What the task asks: In the entries below, count the lines that hold the string "nuggets" and state only that count.

Information shown:
◆ ◆ ◆ ◆ ◆ ◆ ◆

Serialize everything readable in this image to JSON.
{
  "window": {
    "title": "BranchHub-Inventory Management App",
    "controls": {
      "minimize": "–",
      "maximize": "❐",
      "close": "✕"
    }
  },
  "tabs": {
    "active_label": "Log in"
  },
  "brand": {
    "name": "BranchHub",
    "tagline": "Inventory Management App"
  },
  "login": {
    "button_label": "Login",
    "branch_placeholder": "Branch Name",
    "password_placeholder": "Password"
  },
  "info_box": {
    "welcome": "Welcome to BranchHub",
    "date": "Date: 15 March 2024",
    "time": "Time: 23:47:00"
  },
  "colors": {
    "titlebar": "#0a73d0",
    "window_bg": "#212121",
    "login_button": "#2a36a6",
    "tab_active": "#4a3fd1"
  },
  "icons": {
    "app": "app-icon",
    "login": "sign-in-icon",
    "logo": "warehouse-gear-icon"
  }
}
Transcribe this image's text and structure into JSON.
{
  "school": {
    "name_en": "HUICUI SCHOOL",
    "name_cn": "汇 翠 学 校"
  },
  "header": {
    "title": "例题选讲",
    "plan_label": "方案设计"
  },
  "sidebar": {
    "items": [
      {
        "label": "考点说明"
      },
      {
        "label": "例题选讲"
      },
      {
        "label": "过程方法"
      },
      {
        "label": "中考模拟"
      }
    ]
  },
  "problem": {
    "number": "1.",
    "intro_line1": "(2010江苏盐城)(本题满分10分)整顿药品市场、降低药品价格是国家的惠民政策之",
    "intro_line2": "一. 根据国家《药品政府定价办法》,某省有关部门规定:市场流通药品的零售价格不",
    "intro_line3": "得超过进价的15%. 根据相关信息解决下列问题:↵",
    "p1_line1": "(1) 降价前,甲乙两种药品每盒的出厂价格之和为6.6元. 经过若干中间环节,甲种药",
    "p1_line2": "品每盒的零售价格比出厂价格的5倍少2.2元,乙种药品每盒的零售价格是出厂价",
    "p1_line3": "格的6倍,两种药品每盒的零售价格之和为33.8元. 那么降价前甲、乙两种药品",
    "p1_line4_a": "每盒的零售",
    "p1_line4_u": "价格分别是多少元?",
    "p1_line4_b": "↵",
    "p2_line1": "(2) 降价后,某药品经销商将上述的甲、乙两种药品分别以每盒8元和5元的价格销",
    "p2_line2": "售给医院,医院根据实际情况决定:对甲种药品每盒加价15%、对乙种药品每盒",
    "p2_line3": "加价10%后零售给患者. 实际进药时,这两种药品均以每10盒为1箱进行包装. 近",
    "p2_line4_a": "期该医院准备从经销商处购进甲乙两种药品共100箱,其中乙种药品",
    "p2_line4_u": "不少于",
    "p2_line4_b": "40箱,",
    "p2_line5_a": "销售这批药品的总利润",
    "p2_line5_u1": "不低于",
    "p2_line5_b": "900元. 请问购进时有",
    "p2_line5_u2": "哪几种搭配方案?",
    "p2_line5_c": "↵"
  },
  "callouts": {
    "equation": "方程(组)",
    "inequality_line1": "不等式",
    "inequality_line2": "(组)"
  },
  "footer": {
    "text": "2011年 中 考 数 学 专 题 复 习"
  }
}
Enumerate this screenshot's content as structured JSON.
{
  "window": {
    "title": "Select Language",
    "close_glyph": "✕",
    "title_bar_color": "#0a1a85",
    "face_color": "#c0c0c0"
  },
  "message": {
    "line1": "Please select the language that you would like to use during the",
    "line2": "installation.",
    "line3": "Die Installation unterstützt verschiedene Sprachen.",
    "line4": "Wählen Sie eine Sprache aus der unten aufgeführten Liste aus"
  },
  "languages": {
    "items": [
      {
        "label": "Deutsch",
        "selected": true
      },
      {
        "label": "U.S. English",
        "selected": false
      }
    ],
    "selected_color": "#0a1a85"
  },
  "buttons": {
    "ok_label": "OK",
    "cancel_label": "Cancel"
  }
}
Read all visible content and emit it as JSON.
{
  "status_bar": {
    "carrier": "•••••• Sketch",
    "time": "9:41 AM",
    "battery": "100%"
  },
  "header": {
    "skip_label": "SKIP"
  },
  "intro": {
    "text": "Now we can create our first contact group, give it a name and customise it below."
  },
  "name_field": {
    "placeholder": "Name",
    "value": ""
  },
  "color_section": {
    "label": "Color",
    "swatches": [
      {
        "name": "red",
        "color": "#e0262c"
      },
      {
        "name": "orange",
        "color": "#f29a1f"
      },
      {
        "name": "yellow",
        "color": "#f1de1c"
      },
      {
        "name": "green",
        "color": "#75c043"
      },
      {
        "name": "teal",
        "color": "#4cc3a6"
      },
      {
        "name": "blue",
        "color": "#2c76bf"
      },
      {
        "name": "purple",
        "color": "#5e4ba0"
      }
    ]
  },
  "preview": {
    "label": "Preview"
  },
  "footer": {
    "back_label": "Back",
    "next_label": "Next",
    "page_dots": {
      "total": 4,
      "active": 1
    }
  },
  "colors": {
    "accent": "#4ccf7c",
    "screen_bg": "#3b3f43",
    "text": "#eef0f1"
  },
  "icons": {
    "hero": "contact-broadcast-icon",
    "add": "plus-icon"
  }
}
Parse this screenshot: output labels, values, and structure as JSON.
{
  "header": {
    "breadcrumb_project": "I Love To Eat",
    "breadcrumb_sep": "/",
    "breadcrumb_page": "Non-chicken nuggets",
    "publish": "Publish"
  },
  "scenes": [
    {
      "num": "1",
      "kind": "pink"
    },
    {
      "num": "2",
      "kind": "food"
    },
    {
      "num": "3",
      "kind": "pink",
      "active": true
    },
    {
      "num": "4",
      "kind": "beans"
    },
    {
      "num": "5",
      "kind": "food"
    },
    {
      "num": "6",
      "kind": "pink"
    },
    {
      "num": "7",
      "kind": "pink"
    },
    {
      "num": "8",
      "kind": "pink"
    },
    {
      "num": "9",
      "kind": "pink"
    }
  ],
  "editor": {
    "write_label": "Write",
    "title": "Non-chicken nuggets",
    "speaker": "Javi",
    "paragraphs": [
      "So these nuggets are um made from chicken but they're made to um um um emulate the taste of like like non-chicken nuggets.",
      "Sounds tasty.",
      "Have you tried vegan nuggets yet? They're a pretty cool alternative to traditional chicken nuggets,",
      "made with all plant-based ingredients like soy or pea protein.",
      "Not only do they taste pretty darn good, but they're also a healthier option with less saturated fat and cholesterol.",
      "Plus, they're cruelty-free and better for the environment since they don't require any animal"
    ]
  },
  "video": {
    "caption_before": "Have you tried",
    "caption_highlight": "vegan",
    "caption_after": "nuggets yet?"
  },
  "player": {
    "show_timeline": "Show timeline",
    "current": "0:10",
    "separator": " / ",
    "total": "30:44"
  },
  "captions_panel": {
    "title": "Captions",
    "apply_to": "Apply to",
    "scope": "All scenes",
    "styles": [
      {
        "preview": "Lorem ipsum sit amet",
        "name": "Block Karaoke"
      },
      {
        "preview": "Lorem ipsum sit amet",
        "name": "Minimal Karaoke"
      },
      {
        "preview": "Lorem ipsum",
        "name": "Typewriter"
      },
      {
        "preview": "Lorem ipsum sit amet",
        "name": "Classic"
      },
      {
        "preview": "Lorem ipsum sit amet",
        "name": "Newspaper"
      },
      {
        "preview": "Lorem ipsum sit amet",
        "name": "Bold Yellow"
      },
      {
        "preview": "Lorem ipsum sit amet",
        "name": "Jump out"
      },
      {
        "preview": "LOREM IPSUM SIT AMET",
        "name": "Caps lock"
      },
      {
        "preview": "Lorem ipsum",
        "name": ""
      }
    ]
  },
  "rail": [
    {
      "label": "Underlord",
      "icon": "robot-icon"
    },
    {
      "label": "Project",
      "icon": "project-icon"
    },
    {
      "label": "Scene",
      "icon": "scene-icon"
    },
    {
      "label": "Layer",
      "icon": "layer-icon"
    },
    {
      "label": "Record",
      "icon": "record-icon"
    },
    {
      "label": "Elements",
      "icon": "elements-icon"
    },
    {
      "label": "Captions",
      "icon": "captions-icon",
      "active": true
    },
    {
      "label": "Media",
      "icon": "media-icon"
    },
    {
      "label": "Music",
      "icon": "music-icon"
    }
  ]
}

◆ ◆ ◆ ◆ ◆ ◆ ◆

Result of the exercise: 5